by Ethan Stewart
Several issues related to the Gaviota Coast had environmentalists and land conservationists alternating between smiles and frowns at the Santa Barbara County Board of Supervisors meeting this week.
¤ Supervisors heard a lengthy report on how Transfer of Development Rights (TDR) might help mitigate the proposed development of the Santa Barbara Ranch. TDR allows for the conversion of rural land in exchange for increased development in other areas. While all boardmembers expressed desires to protect Naples, they uniformly speculated that local communities would never support increasing urban density to preserve open space up the coast. As a result, none seemed particularly supportive of the idea.

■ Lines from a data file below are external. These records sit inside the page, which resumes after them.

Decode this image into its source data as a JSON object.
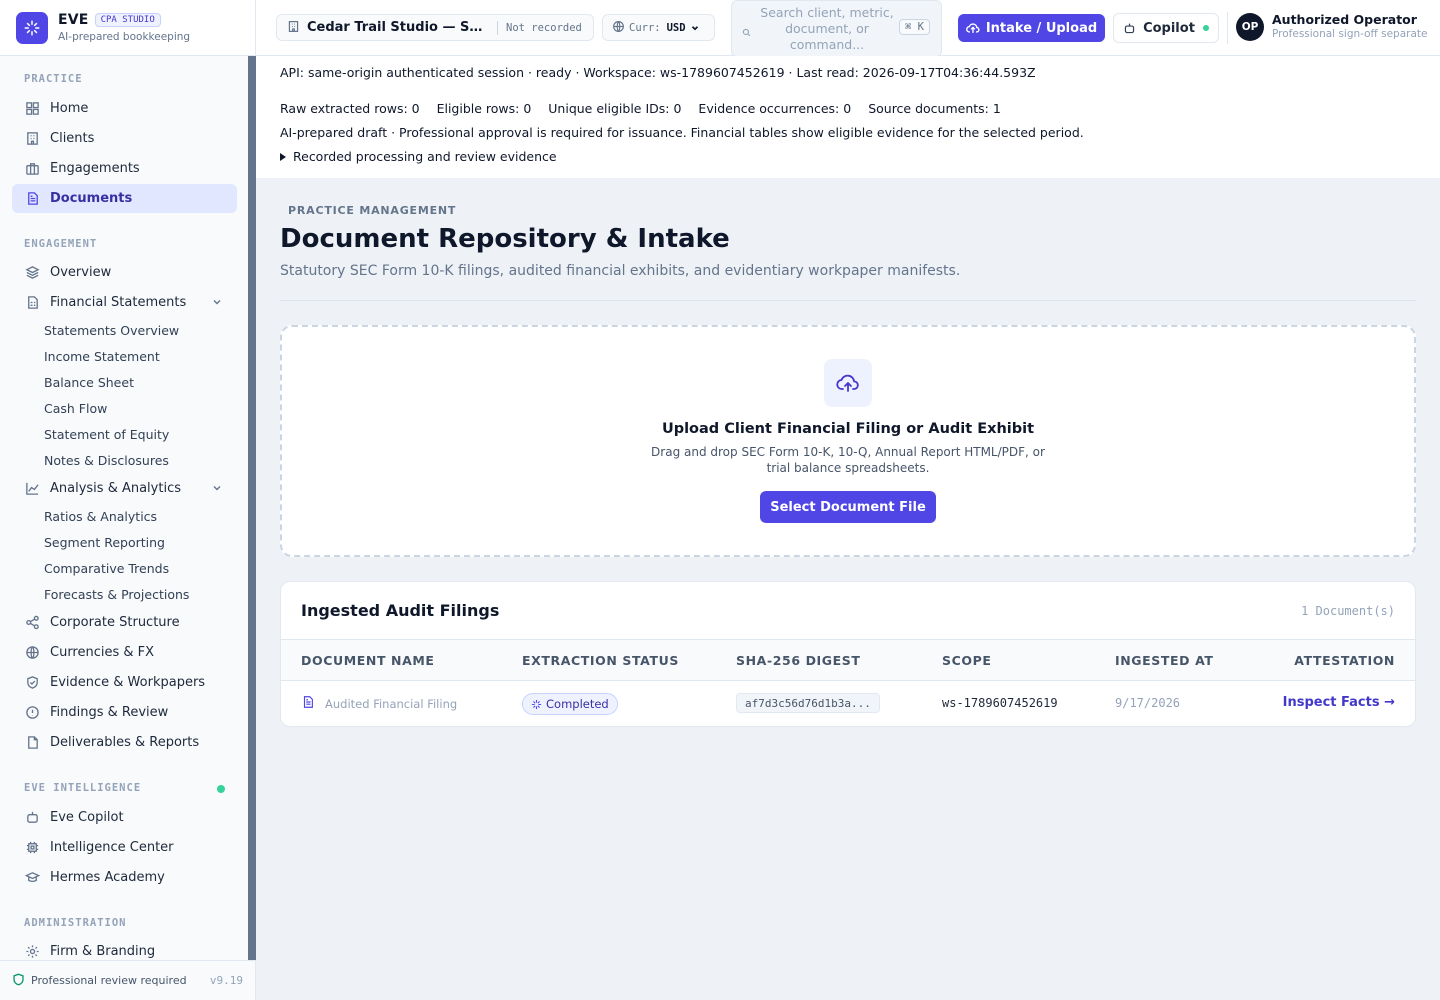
{
  "brand": {
    "name": "EVE",
    "badge": "CPA STUDIO",
    "subtitle": "AI-prepared bookkeeping"
  },
  "sidebar": {
    "sections": {
      "practice": "PRACTICE",
      "engagement": "ENGAGEMENT",
      "intelligence": "EVE INTELLIGENCE",
      "administration": "ADMINISTRATION"
    },
    "practice_items": [
      "Home",
      "Clients",
      "Engagements",
      "Documents"
    ],
    "engagement_items": {
      "overview": "Overview",
      "financial_statements": "Financial Statements",
      "fs_sub": [
        "Statements Overview",
        "Income Statement",
        "Balance Sheet",
        "Cash Flow",
        "Statement of Equity",
        "Notes & Disclosures"
      ],
      "analysis": "Analysis & Analytics",
      "analysis_sub": [
        "Ratios & Analytics",
        "Segment Reporting",
        "Comparative Trends",
        "Forecasts & Projections"
      ],
      "rest": [
        "Corporate Structure",
        "Currencies & FX",
        "Evidence & Workpapers",
        "Findings & Review",
        "Deliverables & Reports"
      ]
    },
    "intelligence_items": [
      "Eve Copilot",
      "Intelligence Center",
      "Hermes Academy"
    ],
    "admin_items": [
      "Firm & Branding"
    ],
    "footer": {
      "text": "Professional review required",
      "version": "v9.19"
    }
  },
  "topbar": {
    "workspace": "Cedar Trail Studio — Syn…",
    "workspace_status": "Not recorded",
    "currency_label": "Curr:",
    "currency_value": "USD",
    "search_placeholder": "Search client, metric, document, or command...",
    "search_kbd": "⌘ K",
    "intake_button": "Intake / Upload",
    "copilot_button": "Copilot",
    "avatar": "OP",
    "user_name": "Authorized Operator",
    "user_role": "Professional sign-off separate"
  },
  "status": {
    "api_line": "API: same-origin authenticated session · ready · Workspace: ws-1789607452619 · Last read: 2026-09-17T04:36:44.593Z",
    "counts": [
      "Raw extracted rows: 0",
      "Eligible rows: 0",
      "Unique eligible IDs: 0",
      "Evidence occurrences: 0",
      "Source documents: 1"
    ],
    "draft_line": "AI-prepared draft · Professional approval is required for issuance. Financial tables show eligible evidence for the selected period.",
    "evidence_toggle": "Recorded processing and review evidence"
  },
  "page": {
    "eyebrow": "PRACTICE MANAGEMENT",
    "title": "Document Repository & Intake",
    "subtitle": "Statutory SEC Form 10-K filings, audited financial exhibits, and evidentiary workpaper manifests."
  },
  "dropzone": {
    "title": "Upload Client Financial Filing or Audit Exhibit",
    "desc": "Drag and drop SEC Form 10-K, 10-Q, Annual Report HTML/PDF, or trial balance spreadsheets.",
    "button": "Select Document File"
  },
  "filings": {
    "title": "Ingested Audit Filings",
    "count": "1 Document(s)",
    "columns": [
      "DOCUMENT NAME",
      "EXTRACTION STATUS",
      "SHA-256 DIGEST",
      "SCOPE",
      "INGESTED AT",
      "ATTESTATION"
    ],
    "rows": [
      {
        "name": "Audited Financial Filing",
        "status": "Completed",
        "digest": "af7d3c56d76d1b3a...",
        "scope": "ws-1789607452619",
        "ingested": "9/17/2026",
        "action": "Inspect Facts →"
      }
    ]
  },
  "colors": {
    "accent": "#4f46e5",
    "active_bg": "#e0e7ff",
    "online": "#34d399"
  }
}
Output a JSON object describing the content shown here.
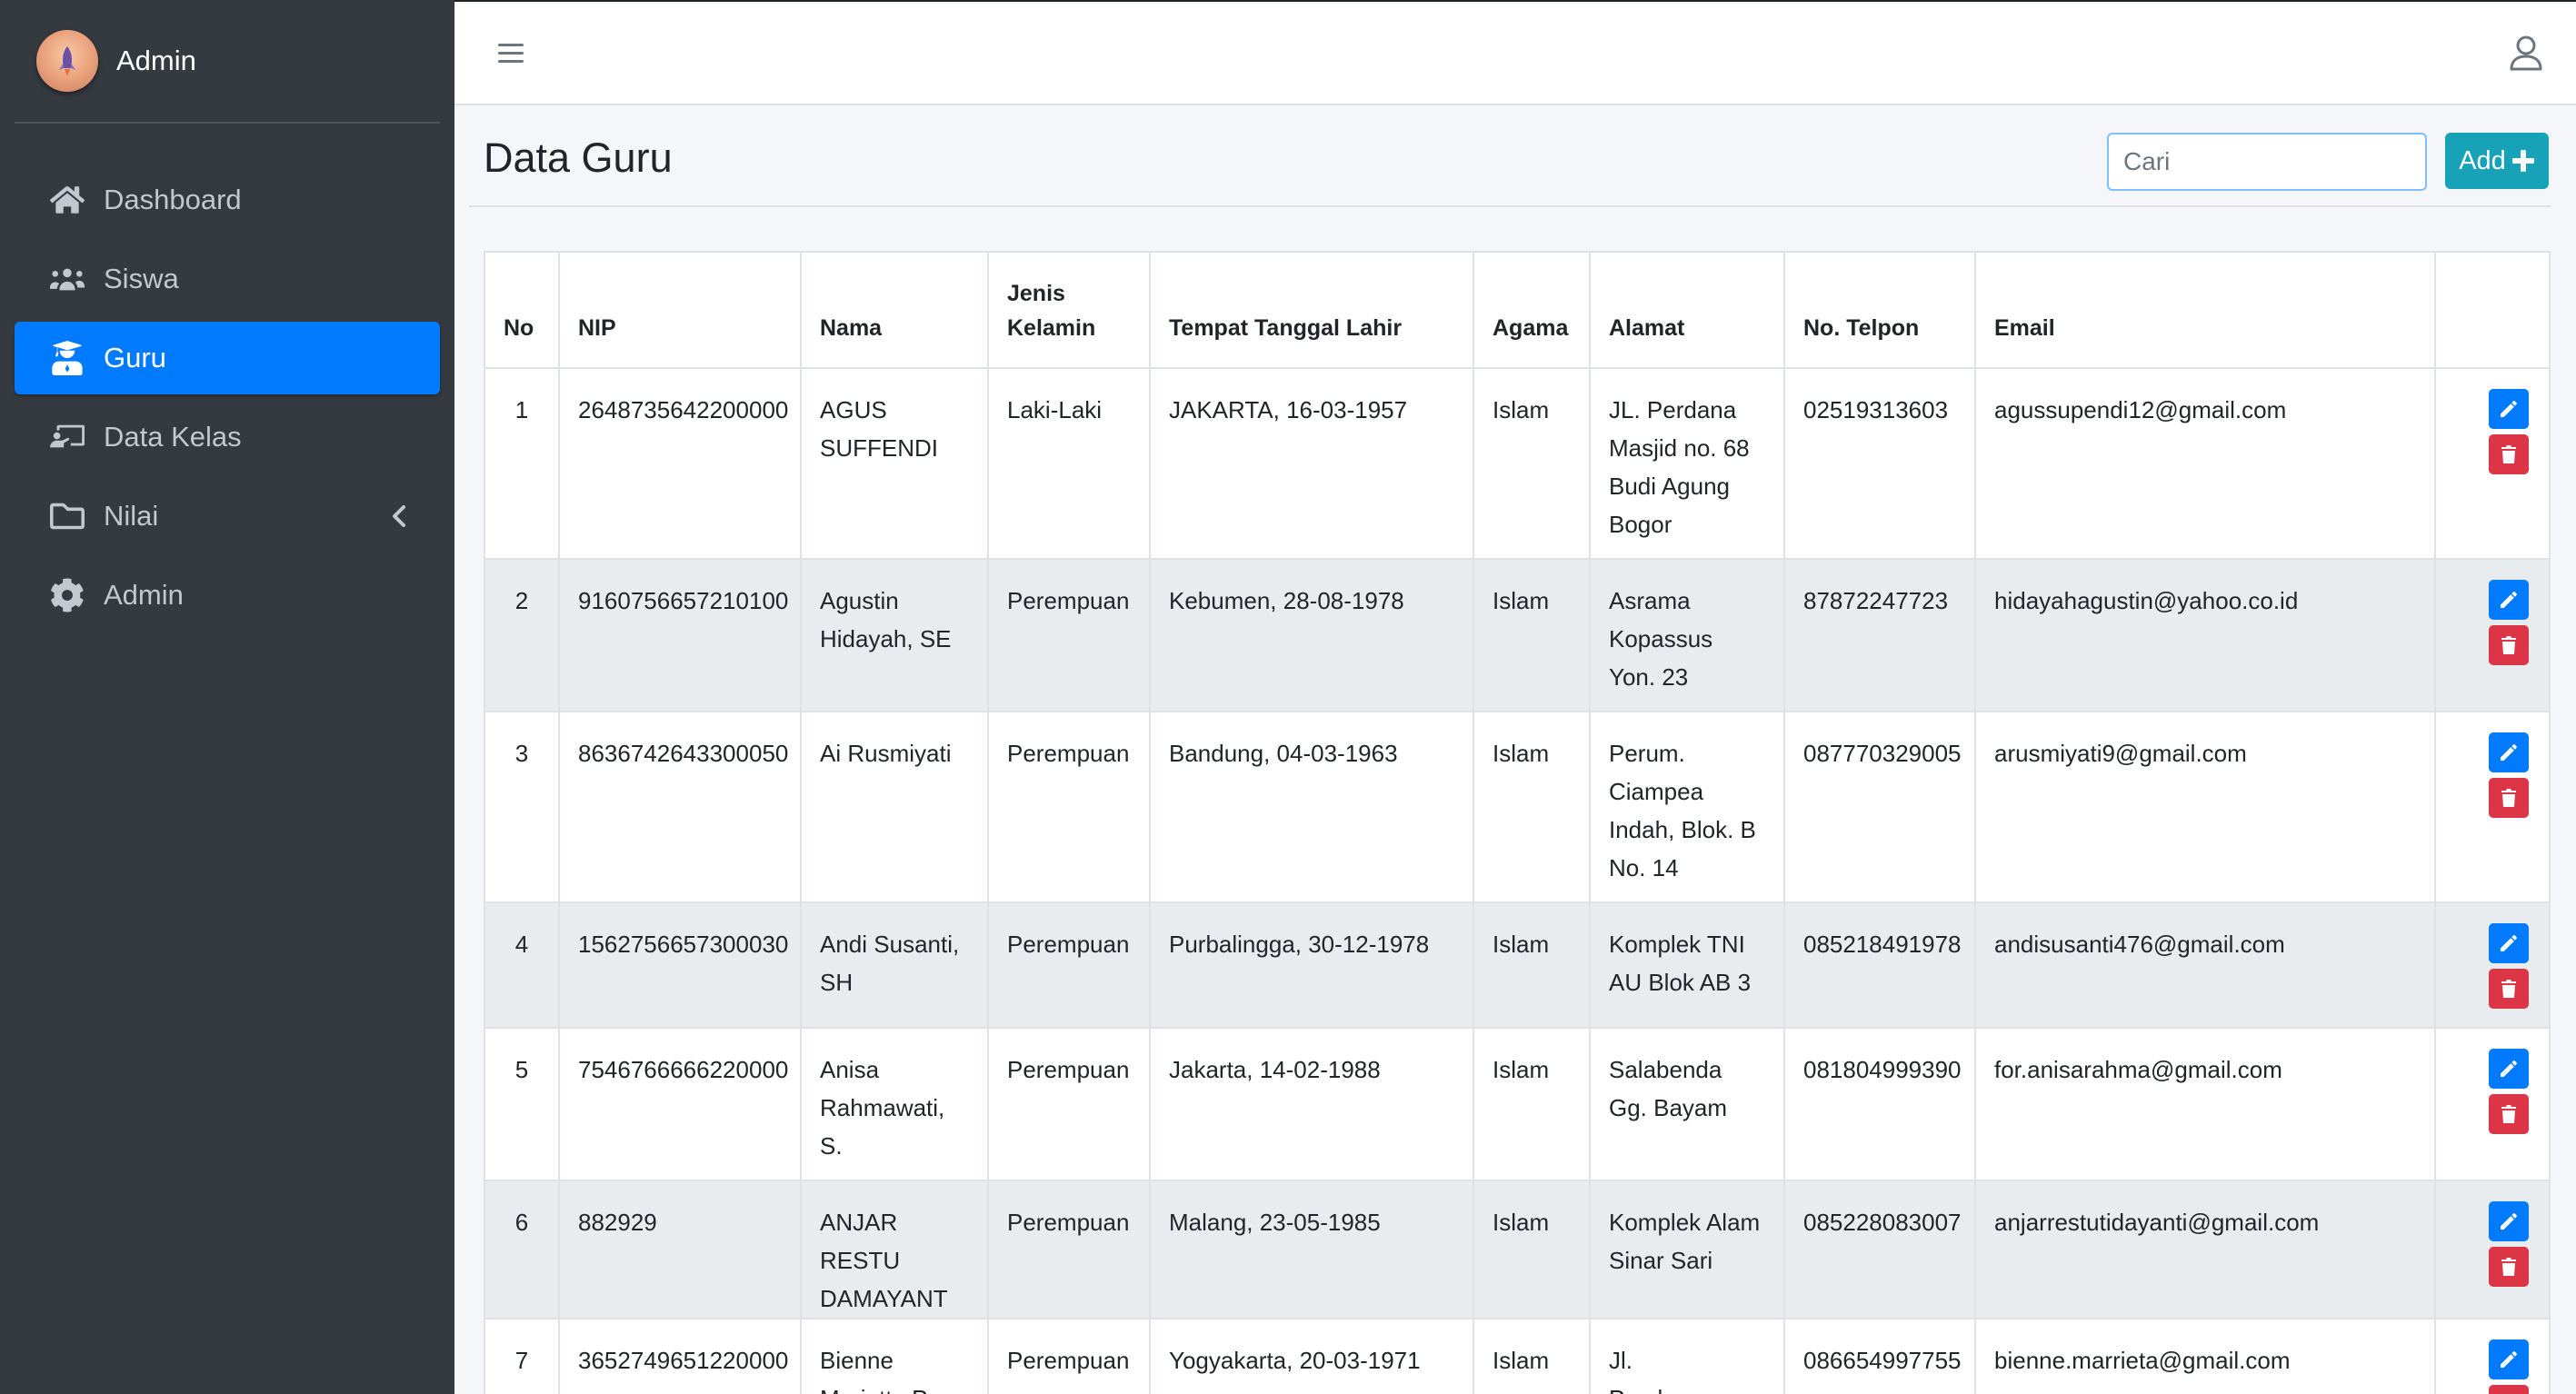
{
  "brand": {
    "title": "Admin"
  },
  "sidebar": {
    "items": [
      {
        "label": "Dashboard",
        "icon": "home-icon"
      },
      {
        "label": "Siswa",
        "icon": "users-icon"
      },
      {
        "label": "Guru",
        "icon": "graduate-icon"
      },
      {
        "label": "Data Kelas",
        "icon": "chalkboard-icon"
      },
      {
        "label": "Nilai",
        "icon": "folder-icon"
      },
      {
        "label": "Admin",
        "icon": "gear-icon"
      }
    ],
    "active": "Guru"
  },
  "page": {
    "title": "Data Guru",
    "search_placeholder": "Cari",
    "add_label": "Add"
  },
  "table": {
    "headers": {
      "no": "No",
      "nip": "NIP",
      "nama": "Nama",
      "jk_line1": "Jenis",
      "jk_line2": "Kelamin",
      "ttl": "Tempat Tanggal Lahir",
      "agama": "Agama",
      "alamat": "Alamat",
      "tel": "No. Telpon",
      "email": "Email"
    },
    "rows": [
      {
        "no": "1",
        "nip": "2648735642200000",
        "nama": "AGUS SUFFENDI",
        "jk": "Laki-Laki",
        "ttl": "JAKARTA, 16-03-1957",
        "agama": "Islam",
        "alamat": "JL. Perdana Masjid no. 68 Budi Agung Bogor",
        "tel": "02519313603",
        "email": "agussupendi12@gmail.com"
      },
      {
        "no": "2",
        "nip": "9160756657210100",
        "nama": "Agustin Hidayah, SE",
        "jk": "Perempuan",
        "ttl": "Kebumen, 28-08-1978",
        "agama": "Islam",
        "alamat": "Asrama Kopassus Yon. 23",
        "tel": "87872247723",
        "email": "hidayahagustin@yahoo.co.id"
      },
      {
        "no": "3",
        "nip": "8636742643300050",
        "nama": "Ai Rusmiyati",
        "jk": "Perempuan",
        "ttl": "Bandung, 04-03-1963",
        "agama": "Islam",
        "alamat": "Perum. Ciampea Indah, Blok. B No. 14",
        "tel": "087770329005",
        "email": "arusmiyati9@gmail.com"
      },
      {
        "no": "4",
        "nip": "1562756657300030",
        "nama": "Andi Susanti, SH",
        "jk": "Perempuan",
        "ttl": "Purbalingga, 30-12-1978",
        "agama": "Islam",
        "alamat": "Komplek TNI AU Blok AB 3",
        "tel": "085218491978",
        "email": "andisusanti476@gmail.com"
      },
      {
        "no": "5",
        "nip": "7546766666220000",
        "nama": "Anisa Rahmawati, S.",
        "jk": "Perempuan",
        "ttl": "Jakarta, 14-02-1988",
        "agama": "Islam",
        "alamat": "Salabenda Gg. Bayam",
        "tel": "081804999390",
        "email": "for.anisarahma@gmail.com"
      },
      {
        "no": "6",
        "nip": "882929",
        "nama": "ANJAR RESTU DAMAYANT",
        "jk": "Perempuan",
        "ttl": "Malang, 23-05-1985",
        "agama": "Islam",
        "alamat": "Komplek Alam Sinar Sari",
        "tel": "085228083007",
        "email": "anjarrestutidayanti@gmail.com"
      },
      {
        "no": "7",
        "nip": "3652749651220000",
        "nama": "Bienne Marietta Praw",
        "jk": "Perempuan",
        "ttl": "Yogyakarta, 20-03-1971",
        "agama": "Islam",
        "alamat": "Jl. Pembangunan",
        "tel": "086654997755",
        "email": "bienne.marrieta@gmail.com"
      }
    ]
  },
  "colors": {
    "sidebar_bg": "#343a40",
    "active_nav": "#007bff",
    "add_button": "#17a2b8",
    "edit_button": "#007bff",
    "delete_button": "#dc3545"
  }
}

¤ The Board voted unanimously to designate 140 acres of the Baron Ranch surplus property and directed staff to draft a proposal for its sale. They requested that the proposal include deed restrictions to prevent excessive development, and special considerations for a trail system.
¤ Heralded as a landmark compromise between developers and preservation advocates — the Board conceptually approved the revised plans for the Bean Blossom house. The new plans call for a one-story home instead of a two-story; no barn; reductions in the size of the garage, cabana, and guest house; and a square footage of just under 10,000 square feet. The house is to be nestled into the hillside, rendering it “nearly invisible” to passersby on Highway 101. Bean Blossom will return for final approval on April 18.
¤ The Board also unanimously amended ordinances governing oil and gas consolidation to reflect changes at the former Gaviota oil and gas processing site and to prevent future oil tank farms in the coastal zone. The amendments — which were applauded by the Environmental Defense Center and Gaviota Coast Conservancy — also call for the removal of large oil tanks just south of the 101; the land may be reused as a county park.